Having studied feminist theology as a doctoral student, I was eager to ask Todd’s take on the perception that hip hop music is misogynist — promoting hatred of women. Todd notes that there are many forms of hip hop, and that it’s the gangsta rap type of hip hop music that most often offends.

But Hinds’ hip hop, according to Todd, is “more soulful, roots hip hop” that takes the language of hip hop and “makes it grounds for the articulation of social issues.” For Todd, Hinds’ work is all about “finding places to connect and talk in a language that bridges our common humanity.”

ASU is offering several related events this weekend. “Dreamscape” will be performed Sat, April 23 at 7m — at “Phoenix Center for the Arts,” located at Third St. and Moreland Ave., in downtown Phoenix. Tickets are $8 in advance, and $10 at the door.

Phoenix-based artists Tomas Sosa of “Soul Phenomenal” will open the evening performance, and local DJ Alchemy will spin outside of the theater before the event. ASU notes that graffiti artists and dancers will also perform outside, and that a “talkback” with the cast will take place following the play.

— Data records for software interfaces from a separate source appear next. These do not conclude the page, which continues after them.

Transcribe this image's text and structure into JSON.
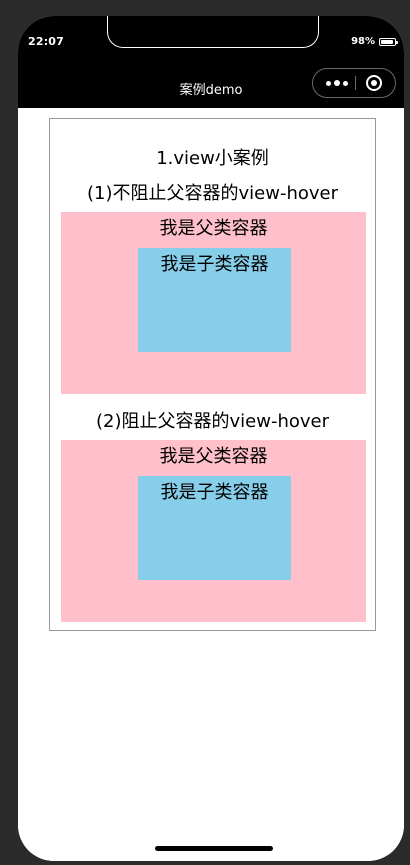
{
  "status_bar": {
    "time": "22:07",
    "battery_text": "98%",
    "battery_level": 0.98
  },
  "nav": {
    "title": "案例demo"
  },
  "page": {
    "title": "1.view小案例",
    "section1": {
      "title": "(1)不阻止父容器的view-hover",
      "parent_label": "我是父类容器",
      "child_label": "我是子类容器"
    },
    "section2": {
      "title": "(2)阻止父容器的view-hover",
      "parent_label": "我是父类容器",
      "child_label": "我是子类容器"
    }
  },
  "colors": {
    "parent_bg": "#ffc0cb",
    "child_bg": "#87ceeb",
    "bar_bg": "#000000"
  },
  "icons": {
    "more": "more-dots-icon",
    "close": "close-mini-program-icon"
  }
}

You can head to ASU Friday, April 22, from 6-10pm for a free arts experience titled “Civil Disobedience” — taking place at the Galvin Plaza. The featured performance begins at 6:30pm and includes “Third Eye View” from the ASU School of Dance, an excerpt from Hinds’ “Dreamscape” and the Dulce Dance Company.

The event also includes an MC exhibition, a DJ exhibition, a graffiti clinic, a DJ clinic and live graffiti artwork — with a panel discussion to follow. It’s all designed, says Todd, to continue a conversation started when Hinds performed another piece for ASU last year — a conversation that unites diverse people through the common language of hip hop.

If you’ve never considered the power of hip hop music to unite and inspire, this is your chance to see the heart of hip hop in action. “It all comes down to love,” reflects Todd.

Trip your teens out by alerting them to the event, or by going yourself. When they ask for a ride to the mall or the movie theater, just tell them you’ve already made “civil disobedience” plans.

Then pay special attention to those teaching or performing the fine art of graffiti. It’ll come in handy one day when your teens head off to school and you’re ready to reclaim, and redecorate, the nest that they’ve left empty.

— Lynn

Note: The ASU Herberger Institute for Design and the Arts‘ School of Theatre and Film presents a free Rickerby Hinds Colloquium Fri, April 22 from 3-4pm at ASU in Tempe (Location: Music 130).

Coming up: A is for Alaska, B is for Billy Elliot